Month: January 2015

096 Circular Motion: Circling Nuts

So, is the required centripetal force larger for large radius or small radius?

Careful, you better not use F=mv2/r, since the tangential speed is different for nuts at different radius for this scenario. So it is not clear whether smaller r (and smaller v) requires larger (or smaller) F.

Use F=mrω2  instead, since in this scenario, all the nuts have the same angular velocity ω. Then it becomes clear that at the same ω, the outer nuts doing circular motion with a larger r require a larger centripetal force compared to the inner nuts. Outer nuts skid first.

In fact, if one is situated right at the middle, no centripetal force is required at all. This explains why the bean at the middle had the last laugh.

095 Atmospheric Pressure Mat

At 101 kPa, there is (0.30 x 0.30 x 101,000) = 9090 N, or about 900 kg worth of weight pressing down on the 30 cm by 30 cm pad. Because there is about 900 kg of air sitting on top of the pad!

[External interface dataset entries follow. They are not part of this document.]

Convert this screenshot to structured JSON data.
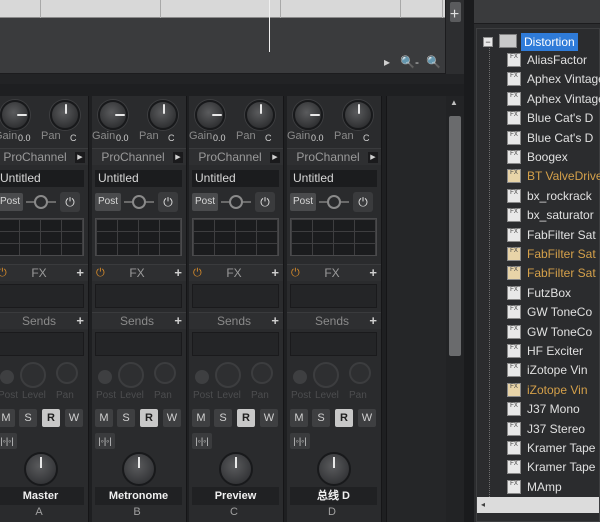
{
  "timeline": {
    "add_label": "+",
    "zoom_out_icon": "zoom-out-icon",
    "zoom_in_icon": "zoom-in-icon",
    "scroll_right_glyph": "▸",
    "zoom_out_glyph": "🔍-",
    "zoom_in_glyph": "🔍+"
  },
  "strip_common": {
    "gain_label": "Gain",
    "gain_value": "0.0",
    "pan_label": "Pan",
    "pan_value": "C",
    "prochannel_label": "ProChannel",
    "prochannel_arrow": "▶",
    "preset_name": "Untitled",
    "post_label": "Post",
    "power_glyph": "⏻",
    "fx_label": "FX",
    "plus_label": "+",
    "sends_label": "Sends",
    "send_post_label": "Post",
    "send_level_label": "Level",
    "send_pan_label": "Pan",
    "mute_label": "M",
    "solo_label": "S",
    "read_label": "R",
    "write_label": "W",
    "io_glyph": "|◦|◦|"
  },
  "strips": [
    {
      "name": "Master",
      "letter": "A"
    },
    {
      "name": "Metronome",
      "letter": "B"
    },
    {
      "name": "Preview",
      "letter": "C"
    },
    {
      "name": "总线 D",
      "letter": "D"
    }
  ],
  "browser": {
    "root_label": "Distortion",
    "expander_glyph": "−",
    "fx_icon_text": "FX",
    "scroll_left_glyph": "◂",
    "items": [
      {
        "label": "AliasFactor",
        "warm": false
      },
      {
        "label": "Aphex Vintage",
        "warm": false
      },
      {
        "label": "Aphex Vintage",
        "warm": false
      },
      {
        "label": "Blue Cat's D",
        "warm": false
      },
      {
        "label": "Blue Cat's D",
        "warm": false
      },
      {
        "label": "Boogex",
        "warm": false
      },
      {
        "label": "BT ValveDrive",
        "warm": true
      },
      {
        "label": "bx_rockrack",
        "warm": false
      },
      {
        "label": "bx_saturator",
        "warm": false
      },
      {
        "label": "FabFilter Sat",
        "warm": false
      },
      {
        "label": "FabFilter Sat",
        "warm": true
      },
      {
        "label": "FabFilter Sat",
        "warm": true
      },
      {
        "label": "FutzBox",
        "warm": false
      },
      {
        "label": "GW ToneCo",
        "warm": false
      },
      {
        "label": "GW ToneCo",
        "warm": false
      },
      {
        "label": "HF Exciter",
        "warm": false
      },
      {
        "label": "iZotope Vin",
        "warm": false
      },
      {
        "label": "iZotope Vin",
        "warm": true
      },
      {
        "label": "J37 Mono",
        "warm": false
      },
      {
        "label": "J37 Stereo",
        "warm": false
      },
      {
        "label": "Kramer Tape",
        "warm": false
      },
      {
        "label": "Kramer Tape",
        "warm": false
      },
      {
        "label": "MAmp",
        "warm": false
      }
    ]
  }
}
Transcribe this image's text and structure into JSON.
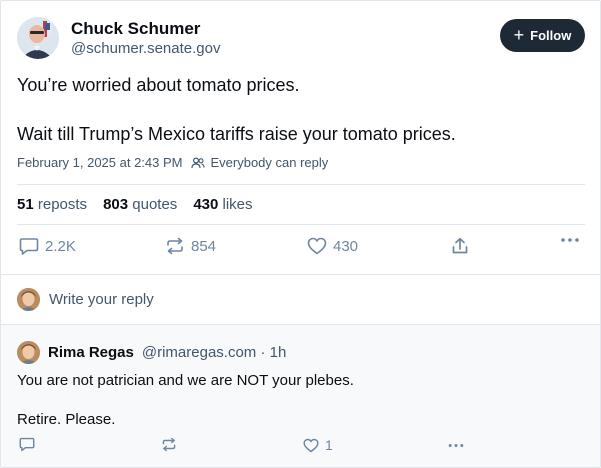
{
  "author": {
    "name": "Chuck Schumer",
    "handle": "@schumer.senate.gov"
  },
  "follow_label": "Follow",
  "post": {
    "line1": "You’re worried about tomato prices.",
    "line2": "Wait till Trump’s Mexico tariffs raise your tomato prices.",
    "timestamp": "February 1, 2025 at 2:43 PM",
    "reply_setting": "Everybody can reply"
  },
  "stats": {
    "reposts_count": "51",
    "reposts_label": "reposts",
    "quotes_count": "803",
    "quotes_label": "quotes",
    "likes_count": "430",
    "likes_label": "likes"
  },
  "actions": {
    "reply_count": "2.2K",
    "repost_count": "854",
    "like_count": "430"
  },
  "reply_prompt": "Write your reply",
  "reply": {
    "name": "Rima Regas",
    "handle": "@rimaregas.com",
    "time": "· 1h",
    "line1": "You are not patrician and we are NOT your plebes.",
    "line2": "Retire. Please.",
    "like_count": "1"
  },
  "icons": {
    "reply": "speech-bubble-icon",
    "repost": "repost-arrows-icon",
    "like": "heart-icon",
    "share": "share-upload-icon",
    "more": "ellipsis-icon",
    "people": "people-icon",
    "plus": "plus-icon"
  },
  "colors": {
    "follow_bg": "#1e2936",
    "muted_text": "#42576c",
    "icon_gray": "#6f869f",
    "reply_bg": "#f7f9fa"
  }
}
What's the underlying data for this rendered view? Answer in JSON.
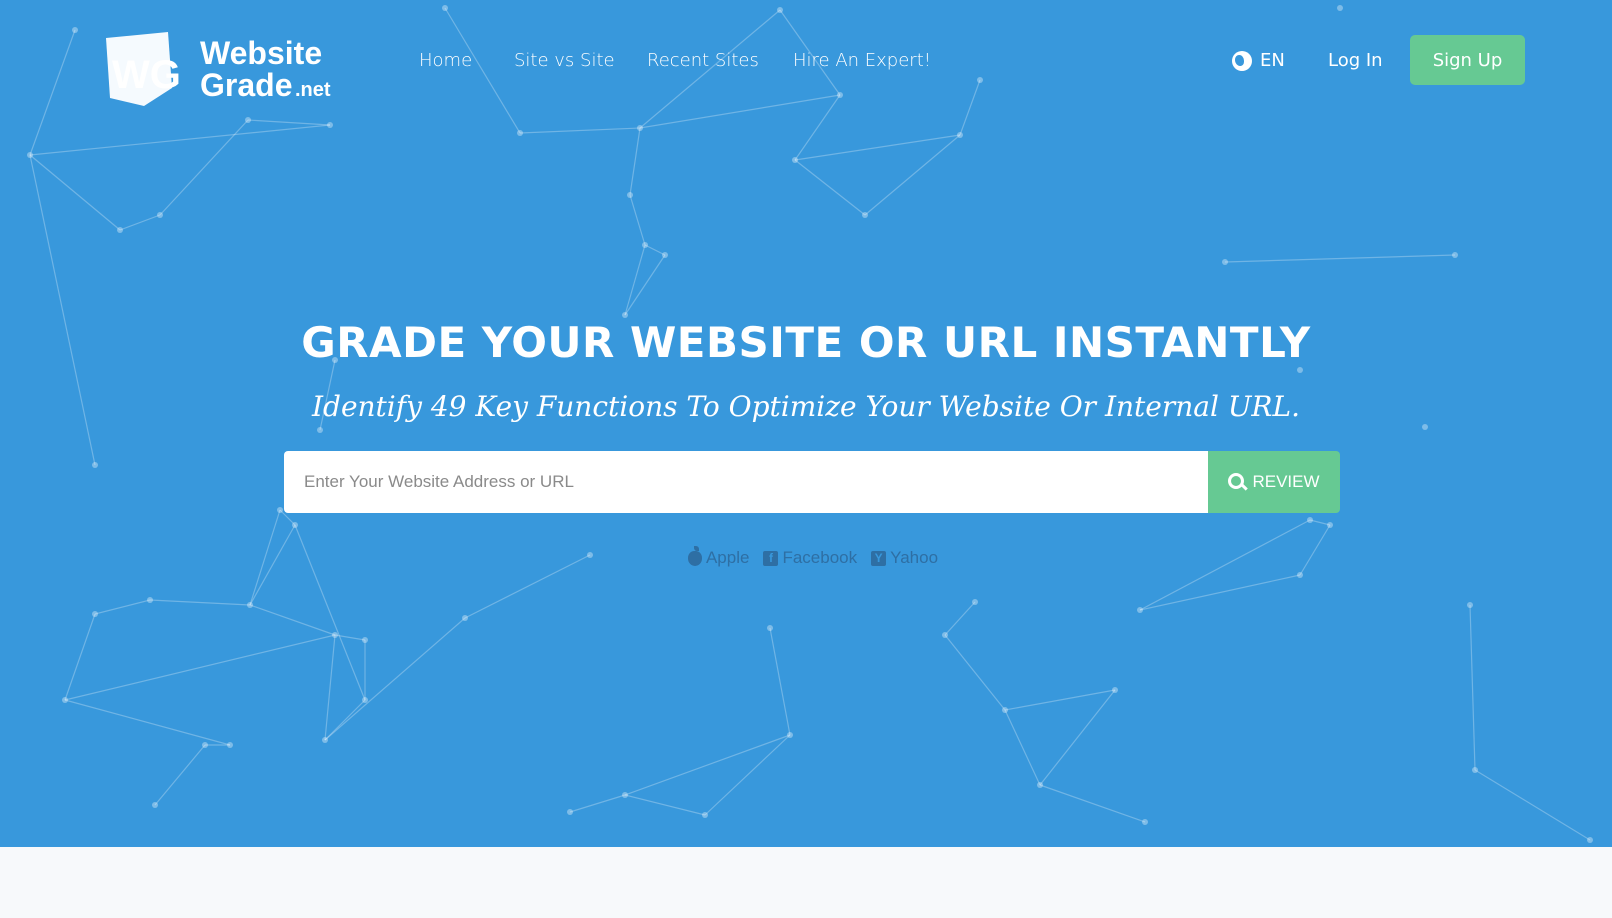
{
  "brand": {
    "line1": "Website",
    "line2": "Grade",
    "suffix": ".net",
    "monogram": "WG"
  },
  "nav": {
    "items": [
      {
        "label": "Home"
      },
      {
        "label": "Site vs Site"
      },
      {
        "label": "Recent Sites"
      },
      {
        "label": "Hire An Expert!"
      }
    ],
    "language": "EN",
    "login": "Log In",
    "signup": "Sign Up"
  },
  "hero": {
    "headline": "GRADE YOUR WEBSITE OR URL INSTANTLY",
    "subline": "Identify 49 Key Functions To Optimize Your Website Or Internal URL.",
    "search": {
      "placeholder": "Enter Your Website Address or URL",
      "value": "",
      "button": "REVIEW"
    },
    "examples": [
      {
        "label": "Apple",
        "icon": "apple-icon"
      },
      {
        "label": "Facebook",
        "icon": "facebook-icon"
      },
      {
        "label": "Yahoo",
        "icon": "yahoo-icon"
      }
    ]
  },
  "colors": {
    "hero_bg": "#3898dc",
    "accent": "#66c993",
    "example_text": "#2e6fa4",
    "page_bg": "#f7f9fb"
  }
}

But of course, we can’t expect the pad to lift 900 kg. Two reasons: (1) It is NOT a total vacuum under the pad. So the net downward force would be much less. (2) The pad itself (the rubber, handle knob, etc) would have been pulled apart long before that.